- [Exercise brief]
Write every record out again exactly as given.

- [Information given]
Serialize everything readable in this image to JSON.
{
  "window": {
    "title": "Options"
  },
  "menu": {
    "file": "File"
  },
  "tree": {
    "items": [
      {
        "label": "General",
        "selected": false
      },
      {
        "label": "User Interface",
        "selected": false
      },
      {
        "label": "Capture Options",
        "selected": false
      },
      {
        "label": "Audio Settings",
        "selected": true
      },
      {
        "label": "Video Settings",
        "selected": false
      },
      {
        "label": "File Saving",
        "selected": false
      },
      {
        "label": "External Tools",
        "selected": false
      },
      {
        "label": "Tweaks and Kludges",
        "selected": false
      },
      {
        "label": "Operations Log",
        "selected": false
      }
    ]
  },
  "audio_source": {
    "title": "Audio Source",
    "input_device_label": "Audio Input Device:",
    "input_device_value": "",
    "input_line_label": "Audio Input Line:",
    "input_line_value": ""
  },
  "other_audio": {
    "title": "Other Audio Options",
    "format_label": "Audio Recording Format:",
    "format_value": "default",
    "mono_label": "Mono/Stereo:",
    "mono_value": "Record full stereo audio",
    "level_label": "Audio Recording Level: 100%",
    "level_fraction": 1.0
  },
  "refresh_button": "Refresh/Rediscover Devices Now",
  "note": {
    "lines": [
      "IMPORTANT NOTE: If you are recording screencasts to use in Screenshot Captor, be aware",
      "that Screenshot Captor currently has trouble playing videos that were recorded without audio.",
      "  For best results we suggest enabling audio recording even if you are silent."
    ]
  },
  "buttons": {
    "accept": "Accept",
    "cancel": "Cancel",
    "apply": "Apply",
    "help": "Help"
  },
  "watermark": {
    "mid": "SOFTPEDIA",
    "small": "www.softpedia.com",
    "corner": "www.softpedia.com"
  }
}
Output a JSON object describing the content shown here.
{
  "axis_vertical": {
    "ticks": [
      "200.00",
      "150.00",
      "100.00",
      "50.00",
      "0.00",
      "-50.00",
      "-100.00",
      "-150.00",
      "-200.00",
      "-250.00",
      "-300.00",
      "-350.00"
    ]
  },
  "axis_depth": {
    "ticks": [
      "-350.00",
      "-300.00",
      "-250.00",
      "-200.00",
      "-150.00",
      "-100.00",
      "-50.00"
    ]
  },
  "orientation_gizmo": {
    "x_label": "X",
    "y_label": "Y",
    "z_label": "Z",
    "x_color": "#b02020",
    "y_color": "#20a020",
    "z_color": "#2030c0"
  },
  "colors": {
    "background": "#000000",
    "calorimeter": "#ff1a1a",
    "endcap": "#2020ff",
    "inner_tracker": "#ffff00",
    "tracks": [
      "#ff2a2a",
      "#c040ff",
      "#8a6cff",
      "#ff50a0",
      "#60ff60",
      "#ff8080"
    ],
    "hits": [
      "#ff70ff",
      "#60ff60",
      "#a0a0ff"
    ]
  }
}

- [Exercise response]
Serialize everything readable in this image to JSON.
{
  "window": {
    "title": "Options"
  },
  "menu": {
    "file": "File"
  },
  "tree": {
    "items": [
      {
        "label": "General",
        "selected": false
      },
      {
        "label": "User Interface",
        "selected": false
      },
      {
        "label": "Capture Options",
        "selected": false
      },
      {
        "label": "Audio Settings",
        "selected": true
      },
      {
        "label": "Video Settings",
        "selected": false
      },
      {
        "label": "File Saving",
        "selected": false
      },
      {
        "label": "External Tools",
        "selected": false
      },
      {
        "label": "Tweaks and Kludges",
        "selected": false
      },
      {
        "label": "Operations Log",
        "selected": false
      }
    ]
  },
  "audio_source": {
    "title": "Audio Source",
    "input_device_label": "Audio Input Device:",
    "input_device_value": "",
    "input_line_label": "Audio Input Line:",
    "input_line_value": ""
  },
  "other_audio": {
    "title": "Other Audio Options",
    "format_label": "Audio Recording Format:",
    "format_value": "default",
    "mono_label": "Mono/Stereo:",
    "mono_value": "Record full stereo audio",
    "level_label": "Audio Recording Level: 100%",
    "level_fraction": 1.0
  },
  "refresh_button": "Refresh/Rediscover Devices Now",
  "note": {
    "lines": [
      "IMPORTANT NOTE: If you are recording screencasts to use in Screenshot Captor, be aware",
      "that Screenshot Captor currently has trouble playing videos that were recorded without audio.",
      "  For best results we suggest enabling audio recording even if you are silent."
    ]
  },
  "buttons": {
    "accept": "Accept",
    "cancel": "Cancel",
    "apply": "Apply",
    "help": "Help"
  },
  "watermark": {
    "mid": "SOFTPEDIA",
    "small": "www.softpedia.com",
    "corner": "www.softpedia.com"
  }
}
Output a JSON object describing the content shown here.
{
  "axis_vertical": {
    "ticks": [
      "200.00",
      "150.00",
      "100.00",
      "50.00",
      "0.00",
      "-50.00",
      "-100.00",
      "-150.00",
      "-200.00",
      "-250.00",
      "-300.00",
      "-350.00"
    ]
  },
  "axis_depth": {
    "ticks": [
      "-350.00",
      "-300.00",
      "-250.00",
      "-200.00",
      "-150.00",
      "-100.00",
      "-50.00"
    ]
  },
  "orientation_gizmo": {
    "x_label": "X",
    "y_label": "Y",
    "z_label": "Z",
    "x_color": "#b02020",
    "y_color": "#20a020",
    "z_color": "#2030c0"
  },
  "colors": {
    "background": "#000000",
    "calorimeter": "#ff1a1a",
    "endcap": "#2020ff",
    "inner_tracker": "#ffff00",
    "tracks": [
      "#ff2a2a",
      "#c040ff",
      "#8a6cff",
      "#ff50a0",
      "#60ff60",
      "#ff8080"
    ],
    "hits": [
      "#ff70ff",
      "#60ff60",
      "#a0a0ff"
    ]
  }
}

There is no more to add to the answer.